September 28, 2017

What is the legal definition of harassment in Maine?

For the purpose of getting a protection from harassment order, Maine law defines "harassment" as:

  1. Three or more acts of intimidation, confrontation, physical force, or threat of physical force that are:
    • Directed against any person, family, or business; AND
    • Made with the intention of causing fear, intimidation, or damage to property; AND
    • Actually causes fear, intimidation, or damage to property; or
  2. If the harasser committed a single act or a course of conduct that violates one of the following laws: stalking, assault, aggravated assault, criminal threatening, terrorizing, reckless conduct, gross sexual assault, kidnapping, criminal restraint, criminal restraint by parent, harassment, unauthorized dissemination of certain private imagesincest, arson, violation of privacy, criminal mischief, aggravated criminal mischief, aiding or soliciting suicide, murder, felony murder, manslaughter, violation of your constitutional rightssex trafficking, aggravated sex trafficking, or interfering with, oppressing or threatening any other person.1  Note: You can click on any of these crimes to read the legal definition on our ME Statutes page.

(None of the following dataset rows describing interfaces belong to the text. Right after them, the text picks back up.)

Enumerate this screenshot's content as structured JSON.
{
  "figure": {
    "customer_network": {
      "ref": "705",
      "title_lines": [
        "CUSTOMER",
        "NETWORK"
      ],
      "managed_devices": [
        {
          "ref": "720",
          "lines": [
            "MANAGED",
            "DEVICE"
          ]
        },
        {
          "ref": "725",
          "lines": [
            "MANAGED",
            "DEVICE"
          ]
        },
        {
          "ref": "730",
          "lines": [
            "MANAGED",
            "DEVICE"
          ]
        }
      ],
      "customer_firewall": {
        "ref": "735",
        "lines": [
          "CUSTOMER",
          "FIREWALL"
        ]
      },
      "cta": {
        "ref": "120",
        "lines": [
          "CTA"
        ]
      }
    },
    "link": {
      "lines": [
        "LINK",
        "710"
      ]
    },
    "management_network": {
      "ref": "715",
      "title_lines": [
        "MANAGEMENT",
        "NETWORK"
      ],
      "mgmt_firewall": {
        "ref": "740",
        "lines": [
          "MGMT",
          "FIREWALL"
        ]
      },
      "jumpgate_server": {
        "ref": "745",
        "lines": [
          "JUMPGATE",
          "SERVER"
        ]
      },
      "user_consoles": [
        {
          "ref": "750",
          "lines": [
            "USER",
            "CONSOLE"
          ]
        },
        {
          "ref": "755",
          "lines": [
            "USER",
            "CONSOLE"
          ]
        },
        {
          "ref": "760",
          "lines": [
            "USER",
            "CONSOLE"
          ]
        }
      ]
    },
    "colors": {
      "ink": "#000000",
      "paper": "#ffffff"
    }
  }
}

If you are being harassed by a spouse or former spouse, someone you have a child with, someone who you live with or used to live with, your current or former sexual partner, someone you are related to by blood or marriage, or someone you are currently or formerly dating, whether or not you were sexual partners, you may be eligible for a protection from abuse order.  Please see our Protection from Abuse Orders page for more information.

15 M.R.S. § 4651(2)